> Exercise objective
Your answer should consist of all lines in the listing that hold the word "Binance".

> Data

________________________

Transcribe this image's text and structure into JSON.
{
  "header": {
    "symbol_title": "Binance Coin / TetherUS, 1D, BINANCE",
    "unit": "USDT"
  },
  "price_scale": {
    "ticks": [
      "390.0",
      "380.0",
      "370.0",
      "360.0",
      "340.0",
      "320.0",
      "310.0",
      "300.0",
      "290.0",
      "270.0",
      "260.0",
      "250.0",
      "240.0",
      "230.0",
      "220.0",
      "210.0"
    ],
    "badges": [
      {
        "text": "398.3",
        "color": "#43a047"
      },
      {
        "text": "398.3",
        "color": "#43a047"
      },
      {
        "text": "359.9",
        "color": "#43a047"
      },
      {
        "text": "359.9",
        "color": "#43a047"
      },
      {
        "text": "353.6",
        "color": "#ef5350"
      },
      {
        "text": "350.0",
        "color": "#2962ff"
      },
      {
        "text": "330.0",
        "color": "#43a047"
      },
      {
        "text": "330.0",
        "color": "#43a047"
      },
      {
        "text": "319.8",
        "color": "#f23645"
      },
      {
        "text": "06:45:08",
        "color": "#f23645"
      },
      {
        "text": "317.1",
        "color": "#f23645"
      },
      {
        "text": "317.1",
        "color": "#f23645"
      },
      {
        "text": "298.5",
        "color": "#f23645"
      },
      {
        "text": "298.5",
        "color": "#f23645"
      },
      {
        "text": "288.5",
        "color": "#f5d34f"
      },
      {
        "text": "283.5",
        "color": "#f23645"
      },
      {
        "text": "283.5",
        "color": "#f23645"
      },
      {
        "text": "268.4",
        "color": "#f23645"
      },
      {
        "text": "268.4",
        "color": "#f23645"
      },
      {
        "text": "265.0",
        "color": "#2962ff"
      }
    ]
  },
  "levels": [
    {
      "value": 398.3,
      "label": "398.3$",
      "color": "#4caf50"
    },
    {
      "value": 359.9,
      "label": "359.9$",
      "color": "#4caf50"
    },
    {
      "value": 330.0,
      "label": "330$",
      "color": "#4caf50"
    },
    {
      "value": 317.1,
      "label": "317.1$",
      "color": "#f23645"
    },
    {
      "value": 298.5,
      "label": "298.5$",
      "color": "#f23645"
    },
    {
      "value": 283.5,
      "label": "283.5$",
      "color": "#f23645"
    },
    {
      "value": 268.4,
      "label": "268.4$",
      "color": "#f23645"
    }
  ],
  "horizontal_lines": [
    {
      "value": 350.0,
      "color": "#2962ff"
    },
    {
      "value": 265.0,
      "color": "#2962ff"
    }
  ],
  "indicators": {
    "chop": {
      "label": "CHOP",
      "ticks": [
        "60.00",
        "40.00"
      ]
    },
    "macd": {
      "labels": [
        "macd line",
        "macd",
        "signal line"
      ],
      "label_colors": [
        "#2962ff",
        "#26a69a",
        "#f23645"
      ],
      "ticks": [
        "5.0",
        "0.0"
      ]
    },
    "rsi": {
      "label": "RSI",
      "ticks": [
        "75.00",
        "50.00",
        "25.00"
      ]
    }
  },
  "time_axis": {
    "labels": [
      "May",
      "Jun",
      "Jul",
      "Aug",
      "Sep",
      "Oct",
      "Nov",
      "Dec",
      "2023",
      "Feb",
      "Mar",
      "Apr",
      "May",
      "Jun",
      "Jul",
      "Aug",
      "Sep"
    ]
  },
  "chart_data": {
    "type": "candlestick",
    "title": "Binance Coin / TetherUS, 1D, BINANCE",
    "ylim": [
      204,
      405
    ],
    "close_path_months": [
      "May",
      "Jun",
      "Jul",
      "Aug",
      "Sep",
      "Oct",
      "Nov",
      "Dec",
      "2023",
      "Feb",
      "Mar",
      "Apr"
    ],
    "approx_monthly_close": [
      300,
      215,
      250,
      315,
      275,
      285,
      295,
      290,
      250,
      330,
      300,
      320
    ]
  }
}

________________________

> Answer to this exercise
    "symbol_title": "Binance Coin / TetherUS, 1D, BINANCE",
    "title": "Binance Coin / TetherUS, 1D, BINANCE",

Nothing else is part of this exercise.